def f(n): if n<1 or (type(n)==Integer)==False: return("Please input a positive integer") elif is_even(n): return(Integer(n/2)) else: return(3*n+1)
f(3)
 10 10
type(f(3))
  
type(f(4))
  

Let us also define g, which computes (3n+1)/2 in one step.

def g(n): if n<1 or (type(n)==Integer)==False: return("Please input a positive integer") elif is_even(n): return(Integer(n/2)) else: return(Integer((3*n+1)/2))
g(3)
 5 5
type(g(3))
  
f(2)
 1 1
f(7)
 22 22
f(22)
 11 11
f(11)
 34 34
f(34)
 17 17
f(17)
 52 52
f(52)
 26 26
f(26)
 13 13
f(13)
 40 40
f(40)
 20 20
f(20)
 10 10
f(10)
 5 5
f(5)
 16 16
f(16)
 8 8
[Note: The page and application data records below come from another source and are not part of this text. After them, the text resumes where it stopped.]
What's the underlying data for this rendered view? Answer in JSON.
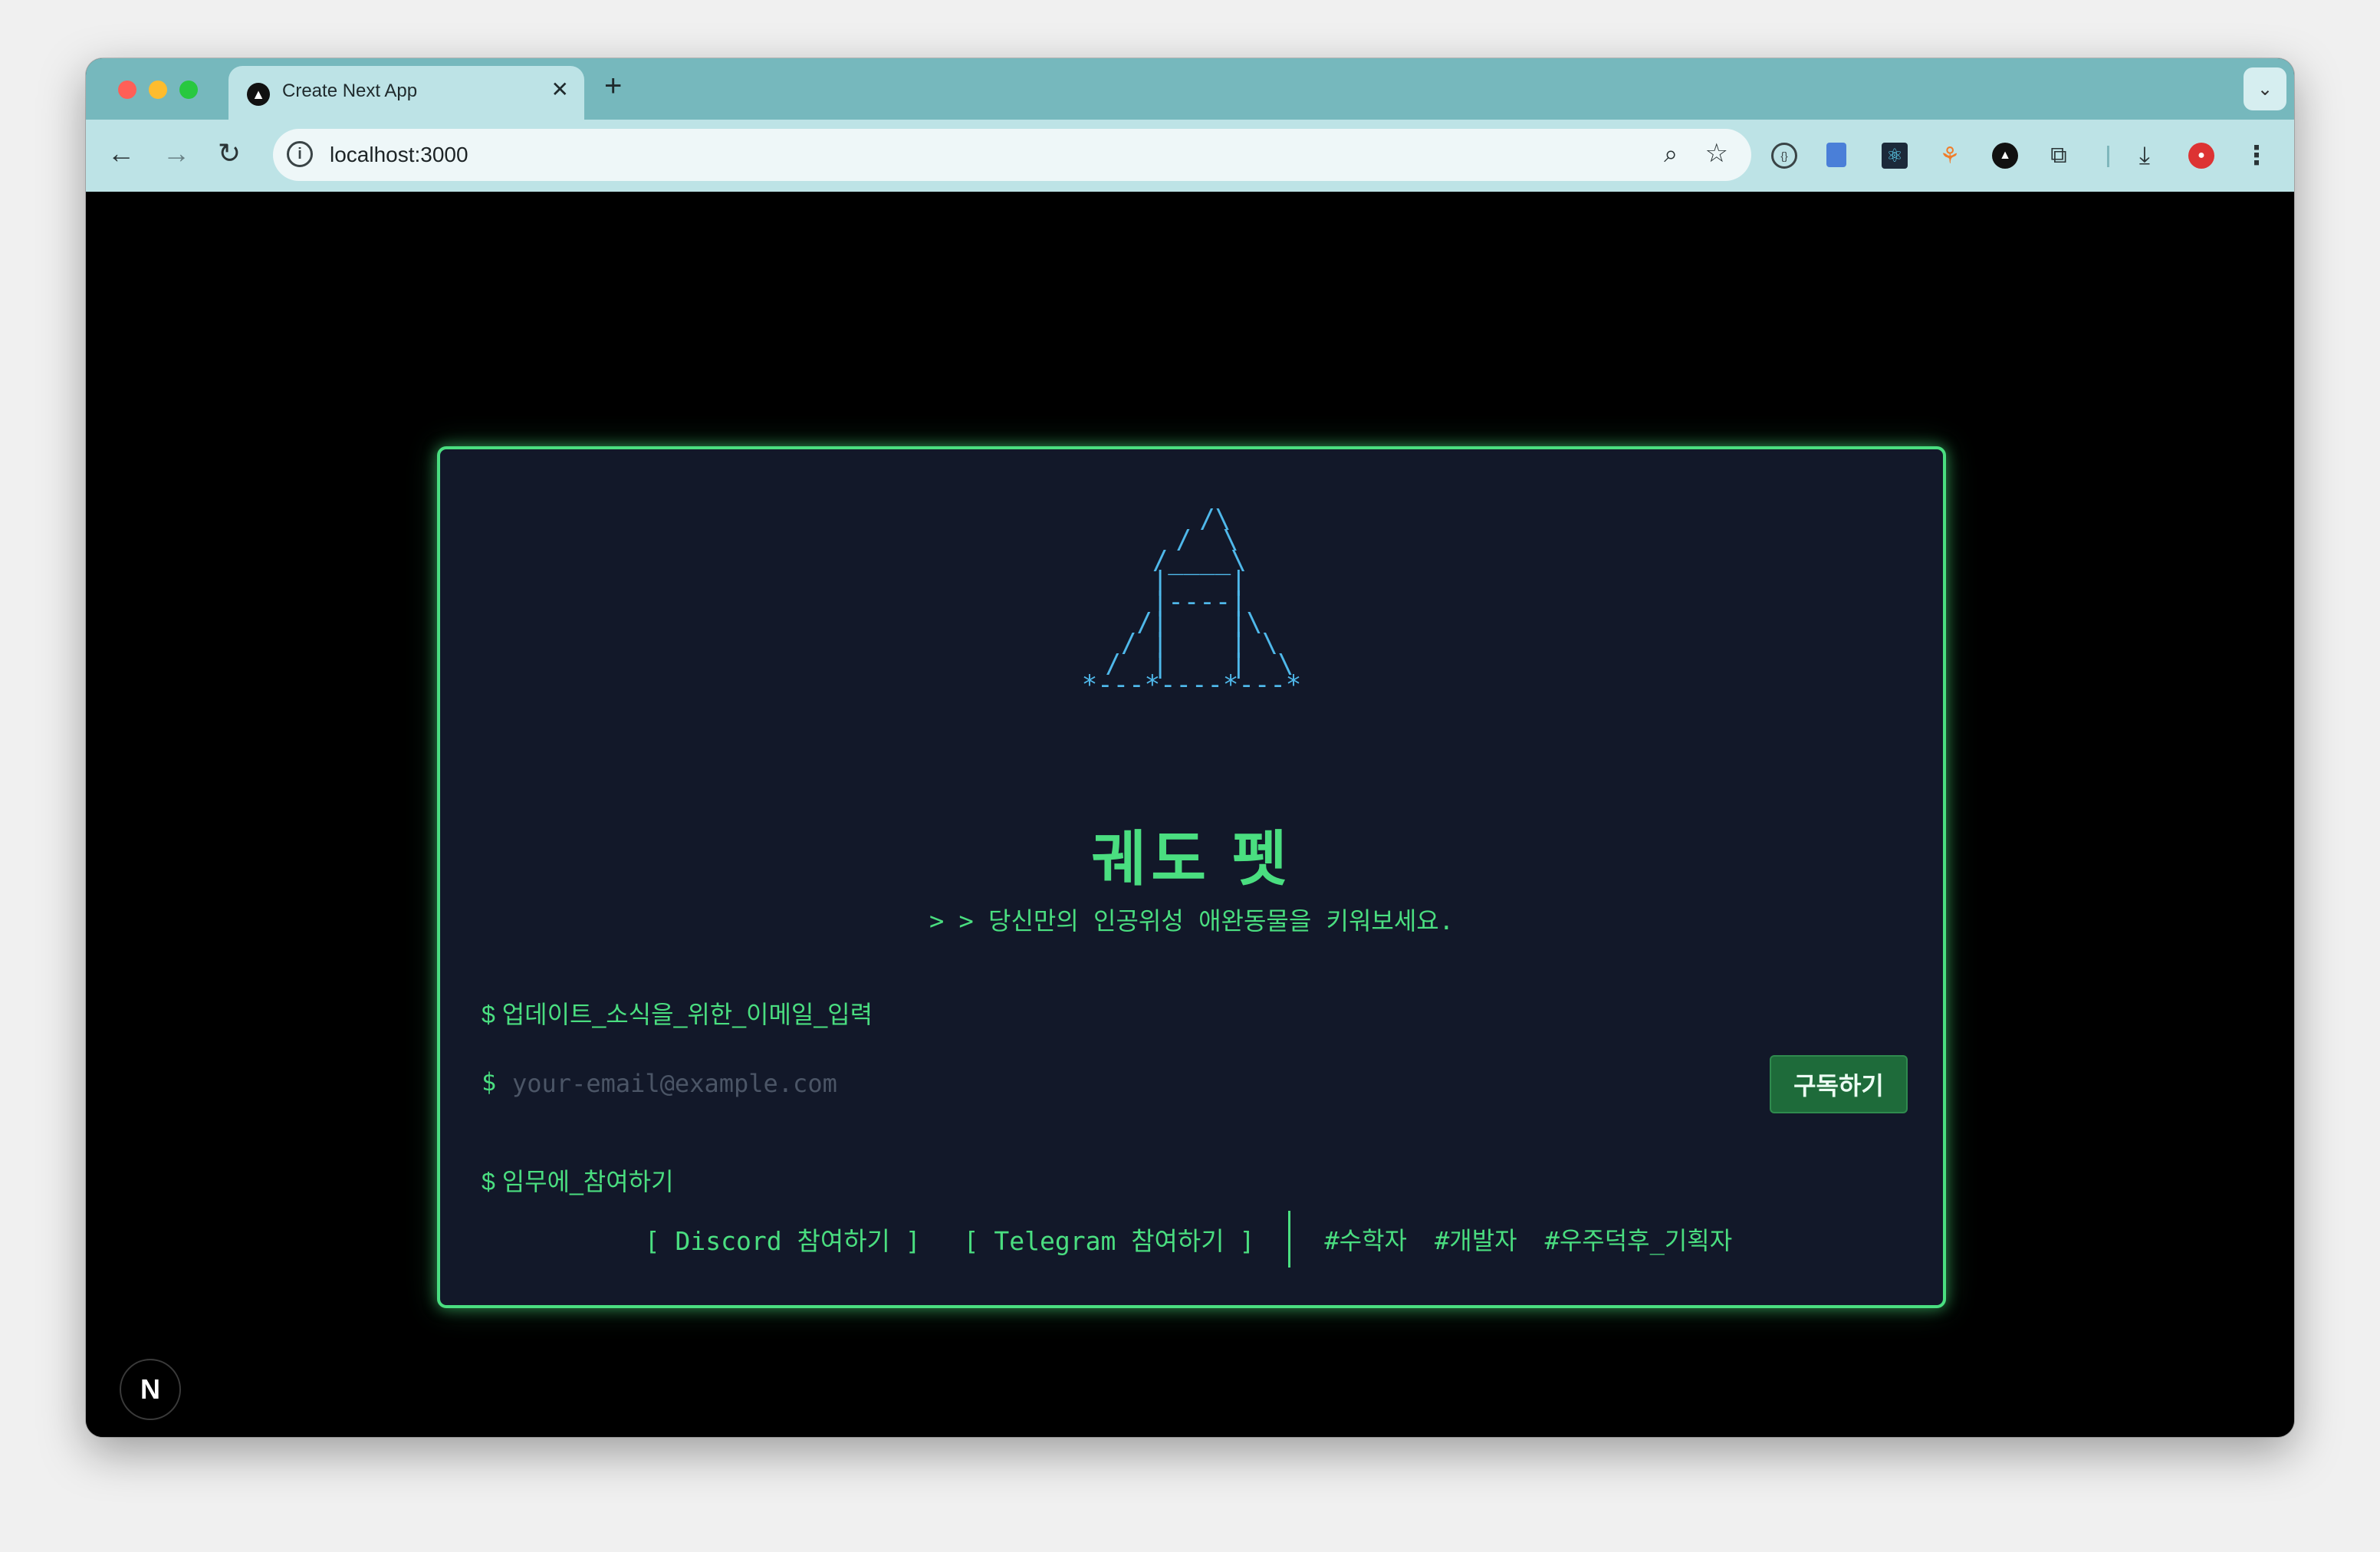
{
  "browser": {
    "tab_title": "Create Next App",
    "tab_favicon": "▲",
    "tab_close": "✕",
    "new_tab": "+",
    "tab_list": "⌄",
    "url": "localhost:3000",
    "nav": {
      "back": "←",
      "forward": "→",
      "reload": "↻"
    },
    "site_info": "i",
    "zoom": "⌕",
    "bookmark": "☆",
    "extensions": [
      "{}",
      "",
      "⚛",
      "⚘",
      "▲",
      "⧉",
      "⤓",
      "●",
      "⋮"
    ]
  },
  "page": {
    "ascii_art": "   /\\\n  /  \\\n /____\\\n |    |\n |----|\n /|    |\\\n / |    | \\\n /  |    |  \\\n*---*----*---*",
    "title": "궤도 펫",
    "subtitle": "> > 당신만의 인공위성 애완동물을 키워보세요.",
    "email_label": "$ 업데이트_소식을_위한_이메일_입력",
    "email_prompt": "$",
    "email_placeholder": "your-email@example.com",
    "subscribe_label": "구독하기",
    "mission_label": "$ 임무에_참여하기",
    "links": [
      "[ Discord 참여하기 ]",
      "[ Telegram 참여하기 ]"
    ],
    "tags": [
      "#수학자",
      "#개발자",
      "#우주덕후_기획자"
    ],
    "next_badge": "N"
  },
  "colors": {
    "accent_green": "#4ade80",
    "card_bg": "#121829",
    "ascii_blue": "#4fb8ea",
    "button_bg": "#1e6b3a",
    "tab_strip": "#76b8bd"
  }
}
Since we believe we will always reach 1, let's create a while loop to compute how many steps for f to reach 1.

step_counter = 0 n=7 while n>1: step_counter+=1 n=f(n) print(step_counter)
 16 16
step_counter = 0 n=9 while n>1: step_counter+=1 n=f(n) print(step_counter)
 19 19
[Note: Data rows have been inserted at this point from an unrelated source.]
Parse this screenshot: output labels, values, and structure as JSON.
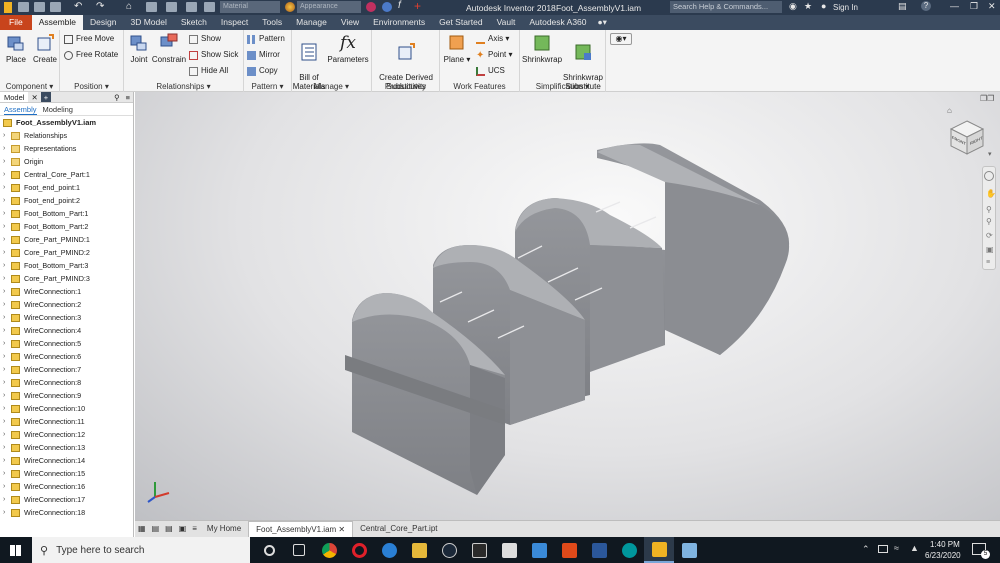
{
  "titlebar": {
    "title": "Autodesk Inventor 2018",
    "document": "Foot_AssemblyV1.iam",
    "material": "Material",
    "appearance": "Appearance",
    "search_placeholder": "Search Help & Commands...",
    "signin": "Sign In",
    "help": "?"
  },
  "menubar": {
    "tabs": [
      "File",
      "Assemble",
      "Design",
      "3D Model",
      "Sketch",
      "Inspect",
      "Tools",
      "Manage",
      "View",
      "Environments",
      "Get Started",
      "Vault",
      "Autodesk A360"
    ],
    "active": "Assemble"
  },
  "ribbon": {
    "component": {
      "label": "Component",
      "place": "Place",
      "create": "Create"
    },
    "position": {
      "label": "Position",
      "free_move": "Free Move",
      "free_rotate": "Free Rotate"
    },
    "relationships": {
      "label": "Relationships",
      "joint": "Joint",
      "constrain": "Constrain",
      "show": "Show",
      "show_sick": "Show Sick",
      "hide_all": "Hide All"
    },
    "pattern": {
      "label": "Pattern",
      "pattern": "Pattern",
      "mirror": "Mirror",
      "copy": "Copy"
    },
    "manage": {
      "label": "Manage",
      "bom": "Bill of\nMaterials",
      "parameters": "Parameters"
    },
    "productivity": {
      "label": "Productivity",
      "derived": "Create Derived\nSubstitutes"
    },
    "workfeatures": {
      "label": "Work Features",
      "plane": "Plane",
      "axis": "Axis",
      "point": "Point",
      "ucs": "UCS"
    },
    "simplification": {
      "label": "Simplification",
      "shrinkwrap": "Shrinkwrap",
      "shrinkwrap_sub": "Shrinkwrap\nSubstitute"
    }
  },
  "browser": {
    "tab_model": "Model",
    "mode_assembly": "Assembly",
    "mode_modeling": "Modeling",
    "root": "Foot_AssemblyV1.iam",
    "items": [
      {
        "label": "Relationships",
        "kind": "folder"
      },
      {
        "label": "Representations",
        "kind": "folder"
      },
      {
        "label": "Origin",
        "kind": "folder"
      },
      {
        "label": "Central_Core_Part:1",
        "kind": "part"
      },
      {
        "label": "Foot_end_point:1",
        "kind": "part"
      },
      {
        "label": "Foot_end_point:2",
        "kind": "part"
      },
      {
        "label": "Foot_Bottom_Part:1",
        "kind": "part"
      },
      {
        "label": "Foot_Bottom_Part:2",
        "kind": "part"
      },
      {
        "label": "Core_Part_PMIND:1",
        "kind": "part"
      },
      {
        "label": "Core_Part_PMIND:2",
        "kind": "part"
      },
      {
        "label": "Foot_Bottom_Part:3",
        "kind": "part"
      },
      {
        "label": "Core_Part_PMIND:3",
        "kind": "part"
      },
      {
        "label": "WireConnection:1",
        "kind": "part"
      },
      {
        "label": "WireConnection:2",
        "kind": "part"
      },
      {
        "label": "WireConnection:3",
        "kind": "part"
      },
      {
        "label": "WireConnection:4",
        "kind": "part"
      },
      {
        "label": "WireConnection:5",
        "kind": "part"
      },
      {
        "label": "WireConnection:6",
        "kind": "part"
      },
      {
        "label": "WireConnection:7",
        "kind": "part"
      },
      {
        "label": "WireConnection:8",
        "kind": "part"
      },
      {
        "label": "WireConnection:9",
        "kind": "part"
      },
      {
        "label": "WireConnection:10",
        "kind": "part"
      },
      {
        "label": "WireConnection:11",
        "kind": "part"
      },
      {
        "label": "WireConnection:12",
        "kind": "part"
      },
      {
        "label": "WireConnection:13",
        "kind": "part"
      },
      {
        "label": "WireConnection:14",
        "kind": "part"
      },
      {
        "label": "WireConnection:15",
        "kind": "part"
      },
      {
        "label": "WireConnection:16",
        "kind": "part"
      },
      {
        "label": "WireConnection:17",
        "kind": "part"
      },
      {
        "label": "WireConnection:18",
        "kind": "part"
      }
    ]
  },
  "viewcube": {
    "front": "FRONT",
    "right": "RIGHT"
  },
  "doctabs": {
    "home": "My Home",
    "tabs": [
      "Foot_AssemblyV1.iam",
      "Central_Core_Part.ipt"
    ],
    "active": "Foot_AssemblyV1.iam"
  },
  "taskbar": {
    "search_placeholder": "Type here to search",
    "time": "1:40 PM",
    "date": "6/23/2020",
    "notifications": "5"
  },
  "colors": {
    "title": "#2b3a4e",
    "menubar": "#3b4b60",
    "file_tab": "#c8441c",
    "part": "#8f9196"
  }
}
Let us think about creating a list of pairs [n,hs(n) ] where hs(n) is the number of steps needed to reach 1.

hailstone=[ [1,0] ] for m in srange(2,20): step_counter=0 n=m while n>1: step_counter+=1 n=f(n) hailstone.append([m,step_counter])
print(hailstone)
 [[1, 0], [2, 1], [3, 7], [4, 2], [5, 5], [6, 8], [7, 16], [8, 3], [9, 19], [10, 6], [11, 14], [12, 9], [13, 9], [14, 17], [15, 17], [16, 4], [17, 12], [18, 20], [19, 20]] [[1, 0], [2, 1], [3, 7], [4, 2], [5, 5], [6, 8], [7, 16], [8, 3], [9, 19], [10, 6], [11, 14], [12, 9], [13, 9], [14, 17], [15, 17], [16, 4], [17, 12], [18, 20], [19, 20]]
list_plot(hailstone) hailstone=[ [1,0] ] for m in srange(2,1000): step_counter=0 n=m while n>1: step_counter+=1 n=f(n) hailstone.append([m,step_counter]) list_plot(hailstone) hailstone=[ [1,0] ] for m in srange(2,10000): step_counter=0 n=m while n>1: step_counter+=1 n=f(n) hailstone.append([m,step_counter]) list_plot(hailstone) hailstone=[ [1,0] ] for m in srange(2,100000): step_counter=0 n=m while n>1: step_counter+=1 n=f(n) hailstone.append([m,step_counter]) list_plot(hailstone) #hailstone=[ [1,0] ] #for m in srange(2,500000): #step_counter=0 #n=m #while n>1: #step_counter+=1 #n=f(n) #hailstone.append([m,step_counter]) #list_plot(hailstone)
#hailstone=[ [1,0] ] #for m in srange(2,1000000): #step_counter=0 #n=m #while n>1: #step_counter+=1 #n=f(n) #hailstone.append([m,step_counter]) #list_plot(hailstone)

Questions 2/6/23

• What is the furthest Collatz has been proven by hand?
• Does this sequence occur anywhere?

• How far can you plot the sequence to where it will look different? Or does it continue to look the same past about 100,000?